(The problem): Your answer should be the records below, repeated exactly as they stand.

Extracted data entries:
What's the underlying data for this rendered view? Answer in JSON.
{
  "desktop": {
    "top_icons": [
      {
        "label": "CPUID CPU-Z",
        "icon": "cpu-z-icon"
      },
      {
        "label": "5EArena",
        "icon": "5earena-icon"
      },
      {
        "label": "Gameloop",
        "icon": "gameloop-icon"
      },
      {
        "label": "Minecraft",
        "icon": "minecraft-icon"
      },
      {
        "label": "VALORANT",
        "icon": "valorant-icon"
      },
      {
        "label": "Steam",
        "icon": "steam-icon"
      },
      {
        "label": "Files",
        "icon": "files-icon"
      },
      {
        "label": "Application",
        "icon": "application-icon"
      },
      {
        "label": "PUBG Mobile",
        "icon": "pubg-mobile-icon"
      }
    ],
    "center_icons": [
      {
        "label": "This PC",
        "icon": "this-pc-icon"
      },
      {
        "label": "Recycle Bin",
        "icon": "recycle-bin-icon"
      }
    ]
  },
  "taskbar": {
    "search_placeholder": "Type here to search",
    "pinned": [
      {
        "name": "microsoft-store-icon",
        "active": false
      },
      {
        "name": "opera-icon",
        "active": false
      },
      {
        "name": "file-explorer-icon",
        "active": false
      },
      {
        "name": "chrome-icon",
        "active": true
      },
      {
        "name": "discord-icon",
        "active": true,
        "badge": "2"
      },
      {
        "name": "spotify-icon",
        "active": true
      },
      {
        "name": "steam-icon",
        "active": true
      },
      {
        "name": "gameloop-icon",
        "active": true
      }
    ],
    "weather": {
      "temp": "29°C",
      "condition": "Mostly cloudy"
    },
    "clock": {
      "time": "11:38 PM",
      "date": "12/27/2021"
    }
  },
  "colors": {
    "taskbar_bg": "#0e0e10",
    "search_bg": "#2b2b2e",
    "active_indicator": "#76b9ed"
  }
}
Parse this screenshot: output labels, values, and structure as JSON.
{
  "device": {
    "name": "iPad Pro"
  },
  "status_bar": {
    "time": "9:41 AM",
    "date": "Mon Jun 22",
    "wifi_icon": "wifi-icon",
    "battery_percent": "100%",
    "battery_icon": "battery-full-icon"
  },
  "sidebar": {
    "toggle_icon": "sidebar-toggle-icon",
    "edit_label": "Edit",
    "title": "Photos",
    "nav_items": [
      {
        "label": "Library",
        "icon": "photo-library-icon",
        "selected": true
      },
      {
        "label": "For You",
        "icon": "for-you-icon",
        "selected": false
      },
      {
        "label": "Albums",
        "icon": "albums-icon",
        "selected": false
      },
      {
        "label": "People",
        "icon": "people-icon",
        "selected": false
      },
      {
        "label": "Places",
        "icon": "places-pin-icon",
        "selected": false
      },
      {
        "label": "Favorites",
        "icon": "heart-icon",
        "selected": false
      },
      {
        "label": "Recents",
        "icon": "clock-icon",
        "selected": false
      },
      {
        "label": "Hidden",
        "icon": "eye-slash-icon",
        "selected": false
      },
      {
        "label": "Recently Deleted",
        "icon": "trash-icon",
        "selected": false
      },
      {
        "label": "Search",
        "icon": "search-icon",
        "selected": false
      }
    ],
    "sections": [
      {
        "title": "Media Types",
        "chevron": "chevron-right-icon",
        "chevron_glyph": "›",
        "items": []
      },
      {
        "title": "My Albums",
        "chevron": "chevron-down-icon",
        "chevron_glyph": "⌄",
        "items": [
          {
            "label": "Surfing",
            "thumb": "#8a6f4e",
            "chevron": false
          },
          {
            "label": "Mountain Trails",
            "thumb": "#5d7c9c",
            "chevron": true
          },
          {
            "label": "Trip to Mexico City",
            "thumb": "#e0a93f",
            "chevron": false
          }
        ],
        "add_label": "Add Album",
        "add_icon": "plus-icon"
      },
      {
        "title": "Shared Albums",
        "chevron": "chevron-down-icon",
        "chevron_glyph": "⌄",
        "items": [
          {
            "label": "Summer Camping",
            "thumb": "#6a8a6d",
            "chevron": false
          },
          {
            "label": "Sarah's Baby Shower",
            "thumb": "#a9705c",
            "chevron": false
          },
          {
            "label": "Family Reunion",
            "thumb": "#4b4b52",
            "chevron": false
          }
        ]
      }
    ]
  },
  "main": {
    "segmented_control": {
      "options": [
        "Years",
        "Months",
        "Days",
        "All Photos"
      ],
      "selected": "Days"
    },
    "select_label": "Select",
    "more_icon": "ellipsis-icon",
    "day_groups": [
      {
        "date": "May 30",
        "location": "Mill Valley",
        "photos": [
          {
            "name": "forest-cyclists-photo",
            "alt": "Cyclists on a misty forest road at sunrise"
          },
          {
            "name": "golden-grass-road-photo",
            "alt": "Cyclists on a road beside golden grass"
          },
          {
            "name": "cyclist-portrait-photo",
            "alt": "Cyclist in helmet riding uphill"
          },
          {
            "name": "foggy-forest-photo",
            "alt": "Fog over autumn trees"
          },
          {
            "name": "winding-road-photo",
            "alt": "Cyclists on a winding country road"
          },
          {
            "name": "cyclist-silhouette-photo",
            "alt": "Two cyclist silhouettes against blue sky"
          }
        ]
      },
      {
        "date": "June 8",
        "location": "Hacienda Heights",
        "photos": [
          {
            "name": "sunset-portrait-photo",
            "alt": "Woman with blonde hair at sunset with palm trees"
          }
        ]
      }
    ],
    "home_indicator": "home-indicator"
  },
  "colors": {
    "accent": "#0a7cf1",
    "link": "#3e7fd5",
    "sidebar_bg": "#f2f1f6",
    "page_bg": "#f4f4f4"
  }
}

(Result of this exercise):
What's the underlying data for this rendered view? Answer in JSON.
{
  "desktop": {
    "top_icons": [
      {
        "label": "CPUID CPU-Z",
        "icon": "cpu-z-icon"
      },
      {
        "label": "5EArena",
        "icon": "5earena-icon"
      },
      {
        "label": "Gameloop",
        "icon": "gameloop-icon"
      },
      {
        "label": "Minecraft",
        "icon": "minecraft-icon"
      },
      {
        "label": "VALORANT",
        "icon": "valorant-icon"
      },
      {
        "label": "Steam",
        "icon": "steam-icon"
      },
      {
        "label": "Files",
        "icon": "files-icon"
      },
      {
        "label": "Application",
        "icon": "application-icon"
      },
      {
        "label": "PUBG Mobile",
        "icon": "pubg-mobile-icon"
      }
    ],
    "center_icons": [
      {
        "label": "This PC",
        "icon": "this-pc-icon"
      },
      {
        "label": "Recycle Bin",
        "icon": "recycle-bin-icon"
      }
    ]
  },
  "taskbar": {
    "search_placeholder": "Type here to search",
    "pinned": [
      {
        "name": "microsoft-store-icon",
        "active": false
      },
      {
        "name": "opera-icon",
        "active": false
      },
      {
        "name": "file-explorer-icon",
        "active": false
      },
      {
        "name": "chrome-icon",
        "active": true
      },
      {
        "name": "discord-icon",
        "active": true,
        "badge": "2"
      },
      {
        "name": "spotify-icon",
        "active": true
      },
      {
        "name": "steam-icon",
        "active": true
      },
      {
        "name": "gameloop-icon",
        "active": true
      }
    ],
    "weather": {
      "temp": "29°C",
      "condition": "Mostly cloudy"
    },
    "clock": {
      "time": "11:38 PM",
      "date": "12/27/2021"
    }
  },
  "colors": {
    "taskbar_bg": "#0e0e10",
    "search_bg": "#2b2b2e",
    "active_indicator": "#76b9ed"
  }
}
Parse this screenshot: output labels, values, and structure as JSON.
{
  "device": {
    "name": "iPad Pro"
  },
  "status_bar": {
    "time": "9:41 AM",
    "date": "Mon Jun 22",
    "wifi_icon": "wifi-icon",
    "battery_percent": "100%",
    "battery_icon": "battery-full-icon"
  },
  "sidebar": {
    "toggle_icon": "sidebar-toggle-icon",
    "edit_label": "Edit",
    "title": "Photos",
    "nav_items": [
      {
        "label": "Library",
        "icon": "photo-library-icon",
        "selected": true
      },
      {
        "label": "For You",
        "icon": "for-you-icon",
        "selected": false
      },
      {
        "label": "Albums",
        "icon": "albums-icon",
        "selected": false
      },
      {
        "label": "People",
        "icon": "people-icon",
        "selected": false
      },
      {
        "label": "Places",
        "icon": "places-pin-icon",
        "selected": false
      },
      {
        "label": "Favorites",
        "icon": "heart-icon",
        "selected": false
      },
      {
        "label": "Recents",
        "icon": "clock-icon",
        "selected": false
      },
      {
        "label": "Hidden",
        "icon": "eye-slash-icon",
        "selected": false
      },
      {
        "label": "Recently Deleted",
        "icon": "trash-icon",
        "selected": false
      },
      {
        "label": "Search",
        "icon": "search-icon",
        "selected": false
      }
    ],
    "sections": [
      {
        "title": "Media Types",
        "chevron": "chevron-right-icon",
        "chevron_glyph": "›",
        "items": []
      },
      {
        "title": "My Albums",
        "chevron": "chevron-down-icon",
        "chevron_glyph": "⌄",
        "items": [
          {
            "label": "Surfing",
            "thumb": "#8a6f4e",
            "chevron": false
          },
          {
            "label": "Mountain Trails",
            "thumb": "#5d7c9c",
            "chevron": true
          },
          {
            "label": "Trip to Mexico City",
            "thumb": "#e0a93f",
            "chevron": false
          }
        ],
        "add_label": "Add Album",
        "add_icon": "plus-icon"
      },
      {
        "title": "Shared Albums",
        "chevron": "chevron-down-icon",
        "chevron_glyph": "⌄",
        "items": [
          {
            "label": "Summer Camping",
            "thumb": "#6a8a6d",
            "chevron": false
          },
          {
            "label": "Sarah's Baby Shower",
            "thumb": "#a9705c",
            "chevron": false
          },
          {
            "label": "Family Reunion",
            "thumb": "#4b4b52",
            "chevron": false
          }
        ]
      }
    ]
  },
  "main": {
    "segmented_control": {
      "options": [
        "Years",
        "Months",
        "Days",
        "All Photos"
      ],
      "selected": "Days"
    },
    "select_label": "Select",
    "more_icon": "ellipsis-icon",
    "day_groups": [
      {
        "date": "May 30",
        "location": "Mill Valley",
        "photos": [
          {
            "name": "forest-cyclists-photo",
            "alt": "Cyclists on a misty forest road at sunrise"
          },
          {
            "name": "golden-grass-road-photo",
            "alt": "Cyclists on a road beside golden grass"
          },
          {
            "name": "cyclist-portrait-photo",
            "alt": "Cyclist in helmet riding uphill"
          },
          {
            "name": "foggy-forest-photo",
            "alt": "Fog over autumn trees"
          },
          {
            "name": "winding-road-photo",
            "alt": "Cyclists on a winding country road"
          },
          {
            "name": "cyclist-silhouette-photo",
            "alt": "Two cyclist silhouettes against blue sky"
          }
        ]
      },
      {
        "date": "June 8",
        "location": "Hacienda Heights",
        "photos": [
          {
            "name": "sunset-portrait-photo",
            "alt": "Woman with blonde hair at sunset with palm trees"
          }
        ]
      }
    ],
    "home_indicator": "home-indicator"
  },
  "colors": {
    "accent": "#0a7cf1",
    "link": "#3e7fd5",
    "sidebar_bg": "#f2f1f6",
    "page_bg": "#f4f4f4"
  }
}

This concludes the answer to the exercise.